The personal finance website compared all 50 states based on two key dimensions, job market and economic environment.
Those two areas were evaluated using 35 weighted metrics that were graded on a 100-point scale, with a score of 100 representing the most favorable conditions for job seekers. Each state's weighted average across all metrics then determined the final rankings.
Nebraska finished second overall behind South Dakota with a final score of 65.5, one point out of first place.
Washington, New Hampshire, Utah, North Dakota, Kansas, Vermont, Delaware and Colorado round out the top 10.
The bottom 10 were Nevada, Michigan, New Mexico, Illinois, Mississippi, Hawaii, Louisiana, Pennsylvania, West Virginia and Kentucky.
Nebraska ranked third in the job market index and 13 for economic environment. It was primarily aided due to having the lowest unemployment rate in the country at 2.8%, less than half the national rate of 5.8%.
A state's unemployment rate, along with employment growth, the number of part-time workers per 100 full-time employees, automation risk and job security were among the metrics used to measure job market.
Categories for a state's economic environment included median annual income, average commute time and state income tax burden.

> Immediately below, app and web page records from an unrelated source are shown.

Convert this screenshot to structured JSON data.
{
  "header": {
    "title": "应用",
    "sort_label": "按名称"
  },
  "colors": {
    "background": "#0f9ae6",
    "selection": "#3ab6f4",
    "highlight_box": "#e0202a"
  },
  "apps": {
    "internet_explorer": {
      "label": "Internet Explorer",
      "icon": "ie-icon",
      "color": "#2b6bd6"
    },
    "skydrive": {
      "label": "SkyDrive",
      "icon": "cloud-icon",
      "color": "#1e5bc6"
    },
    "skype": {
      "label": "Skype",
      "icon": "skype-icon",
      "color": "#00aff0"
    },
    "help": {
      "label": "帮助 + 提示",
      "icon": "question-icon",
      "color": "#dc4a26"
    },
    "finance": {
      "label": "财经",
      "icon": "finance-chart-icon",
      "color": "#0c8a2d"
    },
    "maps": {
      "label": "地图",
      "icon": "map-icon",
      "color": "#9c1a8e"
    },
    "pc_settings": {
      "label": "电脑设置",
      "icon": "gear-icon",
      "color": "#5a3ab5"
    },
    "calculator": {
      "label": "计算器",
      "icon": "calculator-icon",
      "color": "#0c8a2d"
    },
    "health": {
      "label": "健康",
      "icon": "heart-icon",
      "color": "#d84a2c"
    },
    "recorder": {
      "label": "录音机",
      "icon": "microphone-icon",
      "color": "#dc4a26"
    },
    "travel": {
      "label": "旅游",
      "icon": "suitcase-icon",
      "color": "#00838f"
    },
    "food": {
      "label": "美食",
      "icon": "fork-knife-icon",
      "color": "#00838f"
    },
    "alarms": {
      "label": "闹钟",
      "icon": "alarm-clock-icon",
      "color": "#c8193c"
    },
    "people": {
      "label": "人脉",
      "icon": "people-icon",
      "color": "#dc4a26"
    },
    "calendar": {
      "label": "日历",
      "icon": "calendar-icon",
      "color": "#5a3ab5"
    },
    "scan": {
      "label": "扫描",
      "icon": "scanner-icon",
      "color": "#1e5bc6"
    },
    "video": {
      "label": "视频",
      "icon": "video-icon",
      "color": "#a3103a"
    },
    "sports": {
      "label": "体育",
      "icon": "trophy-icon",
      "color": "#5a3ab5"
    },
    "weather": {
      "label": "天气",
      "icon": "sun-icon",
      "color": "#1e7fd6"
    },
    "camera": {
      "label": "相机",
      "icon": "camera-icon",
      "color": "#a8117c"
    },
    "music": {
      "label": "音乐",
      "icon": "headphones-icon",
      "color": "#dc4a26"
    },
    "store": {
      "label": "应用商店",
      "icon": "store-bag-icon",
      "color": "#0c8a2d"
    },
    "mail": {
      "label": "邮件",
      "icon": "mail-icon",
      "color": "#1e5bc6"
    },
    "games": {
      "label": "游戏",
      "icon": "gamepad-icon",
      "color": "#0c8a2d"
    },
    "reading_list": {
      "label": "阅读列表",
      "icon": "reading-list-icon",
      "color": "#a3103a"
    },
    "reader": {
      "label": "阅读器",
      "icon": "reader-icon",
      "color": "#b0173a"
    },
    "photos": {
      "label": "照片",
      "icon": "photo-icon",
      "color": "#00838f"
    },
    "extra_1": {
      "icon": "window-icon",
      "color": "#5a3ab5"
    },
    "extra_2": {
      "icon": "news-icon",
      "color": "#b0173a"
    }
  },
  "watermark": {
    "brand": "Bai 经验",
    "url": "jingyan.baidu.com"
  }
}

Nebraska ranked third for most job opportunities and fifth for shortest commute time.
Stuart Elmer, a professor of sociology at Widener University, said the risk of too many jobs being lost to automation is probably overstated.
"To be honest, I think the 'robots are coming' fears are a bit premature," he told WalletHub. "Anyone who has ever tried to navigate a customer service phone call know that much artificial intelligence is not that intelligent yet."
Elmer said there are examples of automation replacing labor, such as self-checkout lanes at grocery stores, but there are other fields that cannot be automated.
"Many occupations, from electricians and painters to healthcare workers and teachers, to jobs that will not easily be automated, either because they require complex decision-making or personal relationships."